The tax reform legislation introduced by House Ways and Means Committee Chairman Dave Camp (R-MI) on Wednesday includes many good ideas, but unfortunately remains deeply committed to failed trickle-down economic theories. Chairman Camp’s bill would deliver a big corporate tax cut, although he uses budget gimmicks to hide this aspect of his bill. At the same time, it slashes an anti-poverty program that conservatives claim to support as an alternative to raising the minimum wage.
Chairman Camp’s corporate tax cuts are carefully hidden by budget gimmicks to make his legislation appear fiscally responsible at first. These gimmicks are enough to mask higher budget deficits for the first ten years, which is the only period considered by Congressional budget analysts. In the long-term, however, our fiscal position would deteriorate if the corporate tax cuts in Chairman Camp’s bill become law.
For example, his legislation would levy a one-time tax on the foreign profits that corporations are holding offshore to avoid paying American taxes. After that, Camp would shift to a system under which foreign profits would hardly be taxed at all. The one-time tax makes the bill look fiscally responsible in the near term, but after the temporary tax ends, multinational corporations will get a big tax cut on their offshore income.
Chairman Camp also cuts the corporate tax rate from 35 percent to 25 percent, but this cut happens gradually to minimize its impact within the first decade. It increases the deficit by $14.3 billion in 2015, but that grows to $107.3 billion in 2023.
Trickle-down adherents claim that corporate tax cuts, such as the ones found in Camp’s bill, will eventually benefit everyone. But researchers have found that the vast majority of the benefit would flow to the wealthiest Americans, who tend to own most of the stock in these companies. Instead of generating prosperity, trickle-down policies have increased inequality and held back economic growth.
While Chairman Camp gives big businesses carefully disguised tax relief, he cuts the Earned Income Tax Credit (EITC), which low-income workers depend on to make ends meet. Overall, his bill would cut the EITC by $217 billion over ten years. But if Congress chose to continue the successful expansion of the EITC, which is scheduled to expire after 2017, Chairman Camp’s cut would actually become much larger. In the case of childless workers – for whom conservatives particularly claim to support a larger EITC – Chairman Camp would cut the maximum benefit from $496 to $100, or $200 for married couples. Many poor families would be hit by an even larger tax increase – sometimes thousands of dollars.
Yet the EITC lifts millions of Americans out of poverty when they receive it as part of their tax refunds. Many conservatives who are blocking an increase in the minimum wage claim that they would like to enhance the EITC instead. But the Republican tax bill would actually do the opposite.
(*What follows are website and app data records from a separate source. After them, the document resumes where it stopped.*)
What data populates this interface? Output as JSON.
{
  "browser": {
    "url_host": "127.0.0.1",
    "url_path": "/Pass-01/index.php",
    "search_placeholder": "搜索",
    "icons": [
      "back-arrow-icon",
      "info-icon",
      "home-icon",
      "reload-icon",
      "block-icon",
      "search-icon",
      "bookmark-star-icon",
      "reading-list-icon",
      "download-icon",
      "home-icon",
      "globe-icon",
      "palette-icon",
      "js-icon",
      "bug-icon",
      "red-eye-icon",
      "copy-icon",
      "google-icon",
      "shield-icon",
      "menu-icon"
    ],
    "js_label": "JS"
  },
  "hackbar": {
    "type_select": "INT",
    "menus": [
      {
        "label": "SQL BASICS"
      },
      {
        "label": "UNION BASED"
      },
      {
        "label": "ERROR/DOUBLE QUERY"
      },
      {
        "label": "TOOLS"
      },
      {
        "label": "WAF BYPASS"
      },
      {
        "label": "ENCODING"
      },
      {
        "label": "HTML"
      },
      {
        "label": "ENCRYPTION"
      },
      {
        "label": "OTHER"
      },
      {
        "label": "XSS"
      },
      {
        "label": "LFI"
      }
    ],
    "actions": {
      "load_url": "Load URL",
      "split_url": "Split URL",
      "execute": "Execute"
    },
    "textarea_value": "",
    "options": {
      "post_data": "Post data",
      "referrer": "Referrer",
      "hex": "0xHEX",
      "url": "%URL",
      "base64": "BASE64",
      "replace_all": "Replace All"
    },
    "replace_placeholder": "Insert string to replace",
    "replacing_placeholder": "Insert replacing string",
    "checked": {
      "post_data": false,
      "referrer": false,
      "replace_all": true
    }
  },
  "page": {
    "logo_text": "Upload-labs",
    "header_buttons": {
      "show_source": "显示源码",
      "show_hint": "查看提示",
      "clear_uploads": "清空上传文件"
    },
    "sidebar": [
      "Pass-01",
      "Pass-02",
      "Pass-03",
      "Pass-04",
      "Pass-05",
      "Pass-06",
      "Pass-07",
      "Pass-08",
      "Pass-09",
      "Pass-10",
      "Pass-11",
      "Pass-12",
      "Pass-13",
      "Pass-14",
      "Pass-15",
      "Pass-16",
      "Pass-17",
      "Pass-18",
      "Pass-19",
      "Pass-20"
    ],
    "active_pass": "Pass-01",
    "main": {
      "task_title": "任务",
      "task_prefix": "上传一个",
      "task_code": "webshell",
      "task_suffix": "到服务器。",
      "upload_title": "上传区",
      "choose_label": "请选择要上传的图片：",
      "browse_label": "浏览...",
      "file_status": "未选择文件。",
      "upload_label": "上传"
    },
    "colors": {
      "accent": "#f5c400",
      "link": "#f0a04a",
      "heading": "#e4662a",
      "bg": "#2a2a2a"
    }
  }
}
Instead of relying on failed trickle-down theories, tax reform should strengthen and grow the middle class, which economists generally agree is the true engine of economic growth. That means expanding the EITC and other programs that help workers get out of poverty. That also means raising new revenue from the wealthiest Americans – not giving them another break with disguised corporate tax cuts – so that Social Security, Medicare, and Medicaid can support our aging population.
While Chairman Camp’s bill fails these tests, it still includes many good ideas for Congress to use in the future. He ends many of the same egregious tax breaks that President Obama previously targeted, such as the “carried interest” and “Gingrich-Edwards” loopholes. He also limits the value of itemized deductions, which President Obama also proposed using a different approach. And his tax on big banks is even larger than what President Obama recommends.
Chairman Camp deserves credit for showing that there is bipartisan support for closing tax loopholes and making Wall Street pay its fair share. But implementing those good ideas does not mean Congress also has to cut vital anti-poverty programs or give corporations a tax cut and hope it trickles down to the rest of the economy.
Harry Stein is the Associate Director for Fiscal Policy and John Craig is a Research Assistant in the Economic Policy department at the Center for American Progress Action Fund.